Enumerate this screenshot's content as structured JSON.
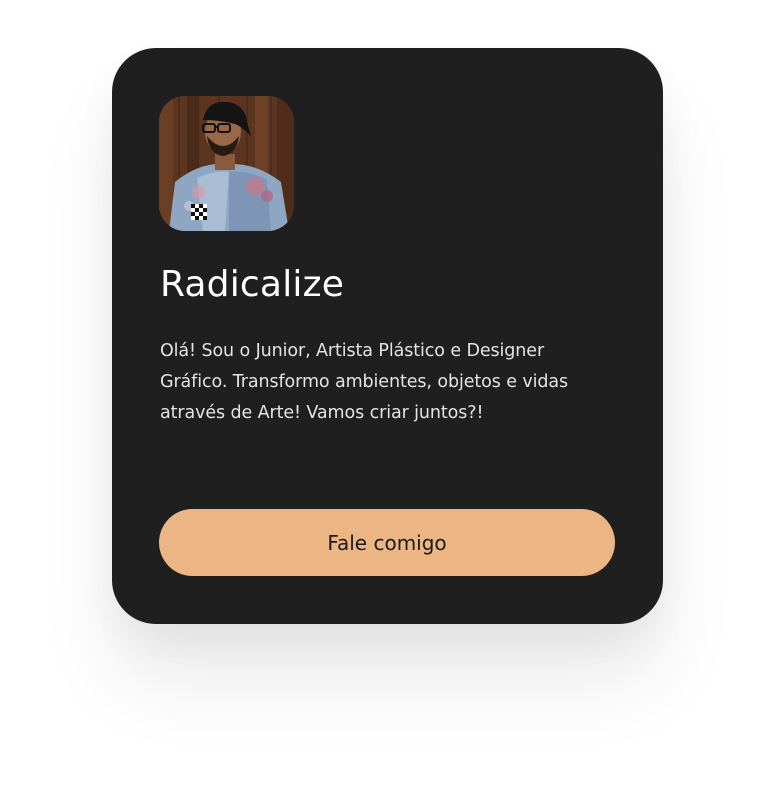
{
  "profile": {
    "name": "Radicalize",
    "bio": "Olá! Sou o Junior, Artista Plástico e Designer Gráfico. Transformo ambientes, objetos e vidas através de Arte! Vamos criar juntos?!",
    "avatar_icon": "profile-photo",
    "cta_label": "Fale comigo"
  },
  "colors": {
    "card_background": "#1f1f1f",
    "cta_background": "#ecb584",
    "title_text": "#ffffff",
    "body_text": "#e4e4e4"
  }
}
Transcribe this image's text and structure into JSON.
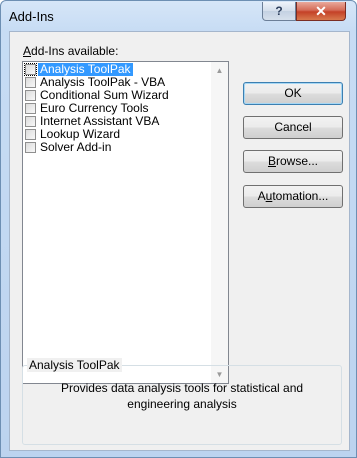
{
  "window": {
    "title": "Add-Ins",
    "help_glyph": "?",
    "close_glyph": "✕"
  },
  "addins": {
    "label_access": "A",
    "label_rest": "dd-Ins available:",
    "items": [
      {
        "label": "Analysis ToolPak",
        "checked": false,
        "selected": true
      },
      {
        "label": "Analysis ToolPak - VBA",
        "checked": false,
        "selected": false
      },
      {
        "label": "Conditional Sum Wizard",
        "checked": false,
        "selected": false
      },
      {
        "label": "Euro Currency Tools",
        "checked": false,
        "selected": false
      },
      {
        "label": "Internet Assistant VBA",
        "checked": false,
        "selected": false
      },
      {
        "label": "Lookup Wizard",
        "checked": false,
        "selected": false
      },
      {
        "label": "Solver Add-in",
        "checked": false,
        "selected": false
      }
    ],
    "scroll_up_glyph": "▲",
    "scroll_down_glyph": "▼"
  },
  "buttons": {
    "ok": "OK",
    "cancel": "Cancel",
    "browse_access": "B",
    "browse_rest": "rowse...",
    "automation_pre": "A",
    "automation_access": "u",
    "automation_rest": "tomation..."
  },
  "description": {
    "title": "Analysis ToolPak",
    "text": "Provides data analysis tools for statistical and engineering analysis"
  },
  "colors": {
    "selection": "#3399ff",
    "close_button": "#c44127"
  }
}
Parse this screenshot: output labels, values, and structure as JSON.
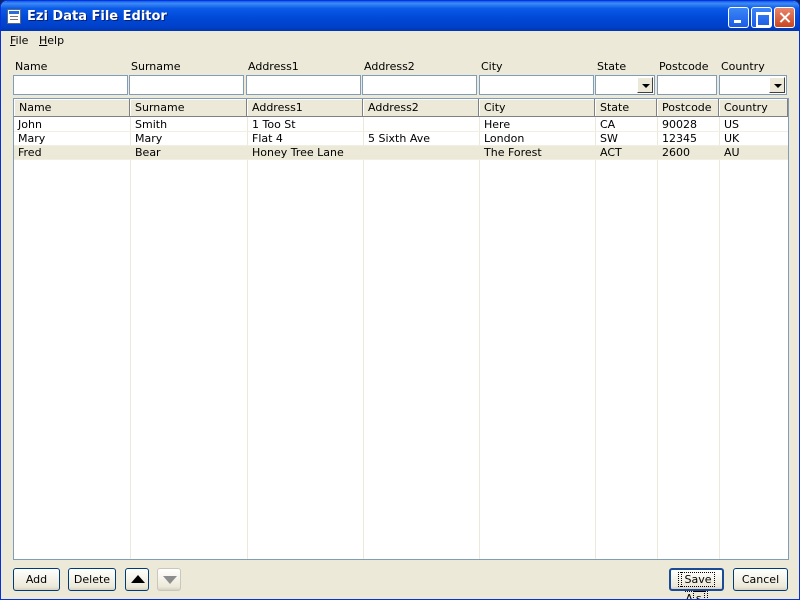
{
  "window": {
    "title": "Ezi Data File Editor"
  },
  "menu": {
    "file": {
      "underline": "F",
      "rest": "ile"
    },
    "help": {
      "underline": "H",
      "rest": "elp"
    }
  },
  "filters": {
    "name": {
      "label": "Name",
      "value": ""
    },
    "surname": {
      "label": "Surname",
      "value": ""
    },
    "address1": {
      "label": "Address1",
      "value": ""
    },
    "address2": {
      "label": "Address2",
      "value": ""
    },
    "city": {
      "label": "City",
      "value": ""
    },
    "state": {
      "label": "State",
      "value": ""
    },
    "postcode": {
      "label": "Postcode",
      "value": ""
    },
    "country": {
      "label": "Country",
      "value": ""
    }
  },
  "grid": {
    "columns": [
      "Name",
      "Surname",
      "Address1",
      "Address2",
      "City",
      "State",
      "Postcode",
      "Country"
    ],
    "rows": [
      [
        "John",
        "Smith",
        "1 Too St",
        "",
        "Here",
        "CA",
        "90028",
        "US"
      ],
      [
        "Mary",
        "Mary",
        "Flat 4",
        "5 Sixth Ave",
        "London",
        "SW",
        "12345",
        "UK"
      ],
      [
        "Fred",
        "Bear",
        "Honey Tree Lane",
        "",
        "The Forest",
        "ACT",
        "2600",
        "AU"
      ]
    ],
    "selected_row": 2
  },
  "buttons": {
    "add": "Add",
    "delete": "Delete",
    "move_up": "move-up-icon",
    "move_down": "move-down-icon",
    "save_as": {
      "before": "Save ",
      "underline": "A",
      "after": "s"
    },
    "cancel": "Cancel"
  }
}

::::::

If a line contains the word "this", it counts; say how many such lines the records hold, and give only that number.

Completed exercise: 3